After earning his degree, Walton spent three years chasing his dream of playing professional basketball, joining clubs in Switzerland and Germany and playing for three different teams in the NBA D league. But when coach Izzo connected him with an opportunity to join the coaching staff for the Utah Stampede in the NBA’s D league, Walton jumped at the opportunity.

Two articles from 2010 referencing Walton’s living arrangements at the time (the 2nd link is inactive so I had to pull it from an archived site):


For context of Izzo’s response below, excerpt from the OTL report:

The letter Allswede wrote says Walton was fired. In an interview with Outside the Lines, Allswede says little action was taken in regard to the players, and the report stayed within the athletic department, not to be investigated by anyone who handled student conduct or judicial affairs issues.

It is also worth noting that Izzo didn’t acknowledge Walton’s living arrangements in his response to questions about Walton.

Article on Dantonio/Izzo/Hollis relationship

Excerpts from this article:

Hollis was still a year away from being promoted to athletic director when his boss assigned him the task of finding Michigan State’s next football coach during the fall of 2006. 

Despite the fact that Hollis was not yet the athletic director, he was the one who hired Mark Dantonio.

From bowl destinations to NCAA Tournament sites to the occasional getaways to Mackinac Island they plan together, the three families spend a lot of time outside of East Lansing with one another. Their kids didn’t have much choice in becoming friends.

The oldest, Kristen Dantonio and T.R. Hollis, graduated from Michigan State a year ago. Katy Hollis and Raquel Izzo, both juniors, are roommates. They share a place a couple miles from where their dads lived together 30 years earlier. Lauren Dantonio, also a junior, is a frequent guest.
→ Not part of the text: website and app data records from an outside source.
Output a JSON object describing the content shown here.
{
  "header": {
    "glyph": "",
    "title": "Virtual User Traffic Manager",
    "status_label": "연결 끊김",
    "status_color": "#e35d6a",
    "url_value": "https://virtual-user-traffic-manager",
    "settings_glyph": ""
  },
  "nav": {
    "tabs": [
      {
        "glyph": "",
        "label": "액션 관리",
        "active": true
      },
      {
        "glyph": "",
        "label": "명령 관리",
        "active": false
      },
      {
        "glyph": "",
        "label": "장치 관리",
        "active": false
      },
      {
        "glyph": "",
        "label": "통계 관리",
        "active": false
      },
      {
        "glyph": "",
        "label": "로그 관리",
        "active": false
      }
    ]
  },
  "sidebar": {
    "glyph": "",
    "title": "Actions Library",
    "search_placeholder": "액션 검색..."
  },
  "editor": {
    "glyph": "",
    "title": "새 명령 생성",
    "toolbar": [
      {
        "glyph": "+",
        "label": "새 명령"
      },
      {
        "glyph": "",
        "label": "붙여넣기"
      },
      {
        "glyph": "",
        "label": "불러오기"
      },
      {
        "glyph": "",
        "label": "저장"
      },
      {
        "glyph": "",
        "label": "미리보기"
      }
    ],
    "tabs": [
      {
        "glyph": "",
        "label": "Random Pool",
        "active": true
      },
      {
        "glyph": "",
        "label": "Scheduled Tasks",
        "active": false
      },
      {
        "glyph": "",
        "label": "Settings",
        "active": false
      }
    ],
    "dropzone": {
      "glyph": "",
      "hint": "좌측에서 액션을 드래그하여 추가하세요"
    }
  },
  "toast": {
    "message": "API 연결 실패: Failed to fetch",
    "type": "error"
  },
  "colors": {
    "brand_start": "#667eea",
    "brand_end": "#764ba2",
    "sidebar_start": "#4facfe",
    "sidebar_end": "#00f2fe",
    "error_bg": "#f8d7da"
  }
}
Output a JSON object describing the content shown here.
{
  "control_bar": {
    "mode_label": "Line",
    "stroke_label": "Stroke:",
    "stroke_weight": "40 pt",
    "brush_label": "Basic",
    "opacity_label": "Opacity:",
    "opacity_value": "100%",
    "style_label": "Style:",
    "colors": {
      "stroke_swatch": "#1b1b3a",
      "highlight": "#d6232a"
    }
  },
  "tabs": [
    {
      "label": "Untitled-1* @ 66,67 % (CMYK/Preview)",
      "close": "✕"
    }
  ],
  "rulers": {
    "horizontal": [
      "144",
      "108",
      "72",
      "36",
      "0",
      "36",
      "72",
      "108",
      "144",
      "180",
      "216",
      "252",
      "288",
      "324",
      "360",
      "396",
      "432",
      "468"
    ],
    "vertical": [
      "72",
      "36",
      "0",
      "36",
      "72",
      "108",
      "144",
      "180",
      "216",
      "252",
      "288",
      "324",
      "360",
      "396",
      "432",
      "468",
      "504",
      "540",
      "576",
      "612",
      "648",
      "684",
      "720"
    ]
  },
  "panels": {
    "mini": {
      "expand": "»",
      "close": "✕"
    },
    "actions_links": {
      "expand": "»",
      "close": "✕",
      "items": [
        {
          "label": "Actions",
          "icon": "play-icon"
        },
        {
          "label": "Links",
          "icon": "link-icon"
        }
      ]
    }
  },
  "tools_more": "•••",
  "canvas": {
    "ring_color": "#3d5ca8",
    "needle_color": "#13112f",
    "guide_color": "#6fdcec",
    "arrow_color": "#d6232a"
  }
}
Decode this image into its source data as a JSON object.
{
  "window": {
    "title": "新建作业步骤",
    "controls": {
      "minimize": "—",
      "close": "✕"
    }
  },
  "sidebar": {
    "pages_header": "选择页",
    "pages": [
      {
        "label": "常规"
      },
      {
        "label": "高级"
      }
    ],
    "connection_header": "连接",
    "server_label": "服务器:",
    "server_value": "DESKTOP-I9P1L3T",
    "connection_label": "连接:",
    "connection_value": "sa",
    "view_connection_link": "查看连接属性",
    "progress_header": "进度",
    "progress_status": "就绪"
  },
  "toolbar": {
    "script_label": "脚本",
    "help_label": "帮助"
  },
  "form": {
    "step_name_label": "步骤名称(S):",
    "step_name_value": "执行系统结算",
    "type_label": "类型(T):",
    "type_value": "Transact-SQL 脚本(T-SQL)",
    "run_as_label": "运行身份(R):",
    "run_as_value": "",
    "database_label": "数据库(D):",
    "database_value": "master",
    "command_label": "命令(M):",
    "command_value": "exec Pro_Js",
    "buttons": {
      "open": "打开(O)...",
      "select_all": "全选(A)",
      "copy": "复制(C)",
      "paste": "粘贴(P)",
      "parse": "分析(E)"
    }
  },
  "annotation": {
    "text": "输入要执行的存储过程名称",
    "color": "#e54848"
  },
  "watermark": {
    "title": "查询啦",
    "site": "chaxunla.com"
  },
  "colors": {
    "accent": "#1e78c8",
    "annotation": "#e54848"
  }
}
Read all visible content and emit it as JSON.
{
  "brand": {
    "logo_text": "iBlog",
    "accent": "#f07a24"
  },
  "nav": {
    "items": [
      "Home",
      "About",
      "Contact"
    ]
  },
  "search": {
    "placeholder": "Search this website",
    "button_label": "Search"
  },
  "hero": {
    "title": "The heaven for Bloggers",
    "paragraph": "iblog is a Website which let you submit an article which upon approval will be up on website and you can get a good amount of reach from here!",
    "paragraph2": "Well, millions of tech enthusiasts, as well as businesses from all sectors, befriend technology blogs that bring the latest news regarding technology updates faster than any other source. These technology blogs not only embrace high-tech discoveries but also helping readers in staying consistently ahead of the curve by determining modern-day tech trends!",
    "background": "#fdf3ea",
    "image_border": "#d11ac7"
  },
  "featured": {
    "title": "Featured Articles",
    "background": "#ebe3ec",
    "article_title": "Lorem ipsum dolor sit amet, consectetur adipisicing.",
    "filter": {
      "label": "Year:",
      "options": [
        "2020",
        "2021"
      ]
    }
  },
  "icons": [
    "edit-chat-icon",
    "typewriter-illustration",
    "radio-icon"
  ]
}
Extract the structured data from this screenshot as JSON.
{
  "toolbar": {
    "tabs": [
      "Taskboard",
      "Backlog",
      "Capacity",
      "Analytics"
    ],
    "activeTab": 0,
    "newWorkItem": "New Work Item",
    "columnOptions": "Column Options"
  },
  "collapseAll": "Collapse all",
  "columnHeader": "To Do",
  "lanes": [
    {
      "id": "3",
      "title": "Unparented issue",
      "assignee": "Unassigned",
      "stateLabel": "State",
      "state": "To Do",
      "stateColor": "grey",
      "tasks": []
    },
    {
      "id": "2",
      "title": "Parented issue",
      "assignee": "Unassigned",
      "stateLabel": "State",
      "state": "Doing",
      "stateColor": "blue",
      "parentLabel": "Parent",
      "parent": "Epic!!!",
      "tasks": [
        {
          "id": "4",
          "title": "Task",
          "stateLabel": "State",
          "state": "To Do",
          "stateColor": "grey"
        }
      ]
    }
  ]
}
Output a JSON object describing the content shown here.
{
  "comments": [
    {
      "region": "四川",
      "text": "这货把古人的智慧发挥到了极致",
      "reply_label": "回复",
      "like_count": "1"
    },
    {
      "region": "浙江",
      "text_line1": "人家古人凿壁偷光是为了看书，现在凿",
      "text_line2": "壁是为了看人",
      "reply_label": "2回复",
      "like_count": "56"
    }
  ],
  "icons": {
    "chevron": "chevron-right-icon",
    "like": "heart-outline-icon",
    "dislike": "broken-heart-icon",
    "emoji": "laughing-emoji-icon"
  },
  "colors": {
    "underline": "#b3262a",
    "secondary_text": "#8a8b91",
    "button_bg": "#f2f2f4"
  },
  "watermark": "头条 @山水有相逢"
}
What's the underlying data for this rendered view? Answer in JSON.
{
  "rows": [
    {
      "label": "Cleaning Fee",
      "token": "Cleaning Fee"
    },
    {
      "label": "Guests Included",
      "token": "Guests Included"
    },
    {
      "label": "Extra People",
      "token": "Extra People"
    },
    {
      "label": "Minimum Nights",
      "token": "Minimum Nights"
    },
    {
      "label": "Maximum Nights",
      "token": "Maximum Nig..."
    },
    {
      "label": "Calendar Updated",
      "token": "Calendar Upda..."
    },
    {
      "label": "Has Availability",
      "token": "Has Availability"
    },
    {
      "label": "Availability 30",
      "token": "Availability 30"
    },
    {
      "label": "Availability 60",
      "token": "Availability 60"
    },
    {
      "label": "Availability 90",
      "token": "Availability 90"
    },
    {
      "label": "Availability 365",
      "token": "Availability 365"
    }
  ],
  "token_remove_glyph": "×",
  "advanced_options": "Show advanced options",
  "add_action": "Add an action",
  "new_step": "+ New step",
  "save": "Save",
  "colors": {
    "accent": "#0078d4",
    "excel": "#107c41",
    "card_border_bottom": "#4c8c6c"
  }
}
The relationships between Dantonio, Izzo, and Hollis extend significantly beyond their professional relationship. Their families are all very close. This should be considered for context as this story moves forward. Specifically, it demonstrates just how close Hollis is to both coaches. It is fair to assume that anything Hollis knows that is pertinent to either coaches is information that has been shared between them, and vice-versa. This is in contrast to Hollis’ description of his relationship with Nassar, whom he barely knew. The hypothesis drawn here is that Hollis resigned because of what he knew about Izzo/Dantonio, not because of what he knew about Nassar.